──────── Data to process

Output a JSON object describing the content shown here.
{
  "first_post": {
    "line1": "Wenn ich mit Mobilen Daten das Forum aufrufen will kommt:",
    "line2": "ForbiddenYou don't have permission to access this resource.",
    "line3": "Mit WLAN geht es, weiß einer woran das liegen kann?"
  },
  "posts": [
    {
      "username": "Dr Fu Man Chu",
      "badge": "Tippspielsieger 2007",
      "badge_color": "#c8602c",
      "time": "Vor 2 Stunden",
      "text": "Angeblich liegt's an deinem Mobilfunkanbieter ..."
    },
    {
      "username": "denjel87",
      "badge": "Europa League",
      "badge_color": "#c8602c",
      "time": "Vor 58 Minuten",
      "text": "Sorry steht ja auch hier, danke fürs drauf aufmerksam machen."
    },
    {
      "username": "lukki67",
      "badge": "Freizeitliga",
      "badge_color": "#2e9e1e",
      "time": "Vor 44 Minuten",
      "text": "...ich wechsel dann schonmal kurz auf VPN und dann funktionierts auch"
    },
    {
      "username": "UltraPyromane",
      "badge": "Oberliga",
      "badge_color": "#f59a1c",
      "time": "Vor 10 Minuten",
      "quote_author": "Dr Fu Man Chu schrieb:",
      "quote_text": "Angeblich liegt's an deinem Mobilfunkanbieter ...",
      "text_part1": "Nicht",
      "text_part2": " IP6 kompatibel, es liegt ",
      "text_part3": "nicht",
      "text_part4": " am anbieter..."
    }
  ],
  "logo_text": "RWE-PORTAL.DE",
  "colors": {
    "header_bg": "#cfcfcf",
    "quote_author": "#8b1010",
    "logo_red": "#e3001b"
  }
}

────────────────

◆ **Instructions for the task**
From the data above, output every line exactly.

◆ **Answer to this exercise**
Output a JSON object describing the content shown here.
{
  "first_post": {
    "line1": "Wenn ich mit Mobilen Daten das Forum aufrufen will kommt:",
    "line2": "ForbiddenYou don't have permission to access this resource.",
    "line3": "Mit WLAN geht es, weiß einer woran das liegen kann?"
  },
  "posts": [
    {
      "username": "Dr Fu Man Chu",
      "badge": "Tippspielsieger 2007",
      "badge_color": "#c8602c",
      "time": "Vor 2 Stunden",
      "text": "Angeblich liegt's an deinem Mobilfunkanbieter ..."
    },
    {
      "username": "denjel87",
      "badge": "Europa League",
      "badge_color": "#c8602c",
      "time": "Vor 58 Minuten",
      "text": "Sorry steht ja auch hier, danke fürs drauf aufmerksam machen."
    },
    {
      "username": "lukki67",
      "badge": "Freizeitliga",
      "badge_color": "#2e9e1e",
      "time": "Vor 44 Minuten",
      "text": "...ich wechsel dann schonmal kurz auf VPN und dann funktionierts auch"
    },
    {
      "username": "UltraPyromane",
      "badge": "Oberliga",
      "badge_color": "#f59a1c",
      "time": "Vor 10 Minuten",
      "quote_author": "Dr Fu Man Chu schrieb:",
      "quote_text": "Angeblich liegt's an deinem Mobilfunkanbieter ...",
      "text_part1": "Nicht",
      "text_part2": " IP6 kompatibel, es liegt ",
      "text_part3": "nicht",
      "text_part4": " am anbieter..."
    }
  ],
  "logo_text": "RWE-PORTAL.DE",
  "colors": {
    "header_bg": "#cfcfcf",
    "quote_author": "#8b1010",
    "logo_red": "#e3001b"
  }
}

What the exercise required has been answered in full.